> On Mon, Sep 19, 2011 at 6:53 AM, Randell Jesup<>  wrote:
>> On 9/19/2011 6:23 AM, Hadriel Kaplan wrote:
>>> On Sep 19, 2011, at 2:26 AM, Randell Jesup wrote:
>>>> The point was made repeatedly when I explained this primary area of
>>>> contention that we want it to be easy to use by the "little guys", and that
>>>> even if signalling was a downloaded JS library, you'd end up with a wild
>>>> mixture of old versions in use, which may complicate interop/federation
>>>> (plus the overhead to pull them down, and some possible security issues).
>>> And you think having it in the Browsers won't end up with a wild mixture
>>> of old versions in use, and complicated interop/federation?
>> Not compared to the complexity if it's all "roll-your-own".  No one
>> suggested that
>> people be locked into a signalling protocol, and JS libraries are an option.
>>   We do
>> have a lot of experience with pseudo-standard APIs implemented in JS, such
>> as jquery
>> and many others, and these aren't unrealistic concerns.
> Randell,
> Does auto-updating change the landscape in terms of the browser
> version distribution?


> Mozilla have measurements on what fraction of the modern (i.e. post FF4)
> browser base is running the latest version of Firefox?
I know there are better figures out there (but I'm not sure if they're
public, and I'm just working off these).
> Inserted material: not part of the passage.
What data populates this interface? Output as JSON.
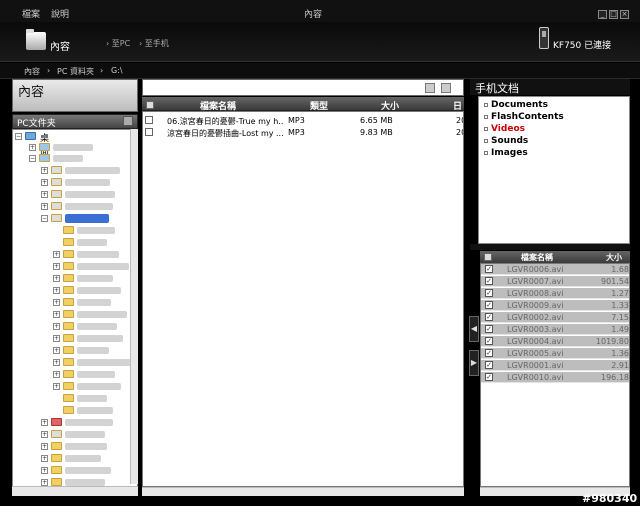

Note that FF6 was released during the middle of August, so 9.5% FF6,
15.9% FF5 (2.9% FF4) is actually pretty good.

May->July went from 23.4% FF4, 0.3% FF5 (betas probably) to 4.6% FF4,
23.2% FF5 (0.6% FF6 betas).

Those are out of all browsers, not just firefox, so the totals for firefox
are around 40-42%.
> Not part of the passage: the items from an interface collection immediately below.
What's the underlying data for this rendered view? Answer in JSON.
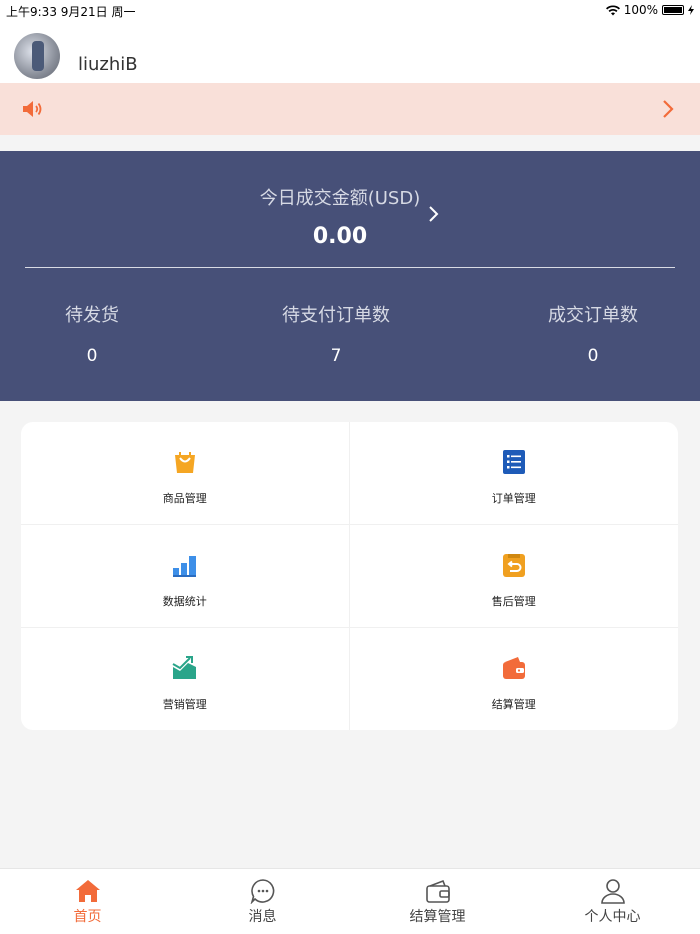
{
  "status_bar": {
    "time_date": "上午9:33   9月21日 周一",
    "battery": "100%"
  },
  "user": {
    "name": "liuzhiB"
  },
  "panel": {
    "amount_label": "今日成交金额(USD)",
    "amount_value": "0.00",
    "stats": [
      {
        "label": "待发货",
        "value": "0"
      },
      {
        "label": "待支付订单数",
        "value": "7"
      },
      {
        "label": "成交订单数",
        "value": "0"
      }
    ]
  },
  "menu": [
    {
      "label": "商品管理",
      "icon": "shopping-bag-icon",
      "color": "#f5a623"
    },
    {
      "label": "订单管理",
      "icon": "order-list-icon",
      "color": "#1e5bb8"
    },
    {
      "label": "数据统计",
      "icon": "bar-chart-icon",
      "color": "#3d8fe8"
    },
    {
      "label": "售后管理",
      "icon": "return-icon",
      "color": "#f0a020"
    },
    {
      "label": "营销管理",
      "icon": "trend-chart-icon",
      "color": "#2aa58a"
    },
    {
      "label": "结算管理",
      "icon": "wallet-icon",
      "color": "#f26b3a"
    }
  ],
  "tabs": [
    {
      "label": "首页",
      "icon": "home-icon",
      "active": true
    },
    {
      "label": "消息",
      "icon": "message-icon",
      "active": false
    },
    {
      "label": "结算管理",
      "icon": "wallet-icon",
      "active": false
    },
    {
      "label": "个人中心",
      "icon": "person-icon",
      "active": false
    }
  ],
  "colors": {
    "accent": "#f26b3a",
    "panel": "#475078",
    "notice_bg": "#f9e0d9"
  }
}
FF3.6 users are around 10% (roughly 1/4 of FF users) and slowly declining.
There are issues there with large managed deployments; I won't re-open that
can of worms here beyond saying we're working with such users to find ways
to get them the ability to move forward.

Chrome by all accounts has a higher uptake of new versions; largely from
the silent background update behavior and partly from not having (or having
less) locked-down enterprise deployments the way IE and Firefox do.

We're looking into ways to make updating easier, more automatic and less
painful for users without violating the principle of user control. (Again,
a topic for another forum.)

Randell Jesup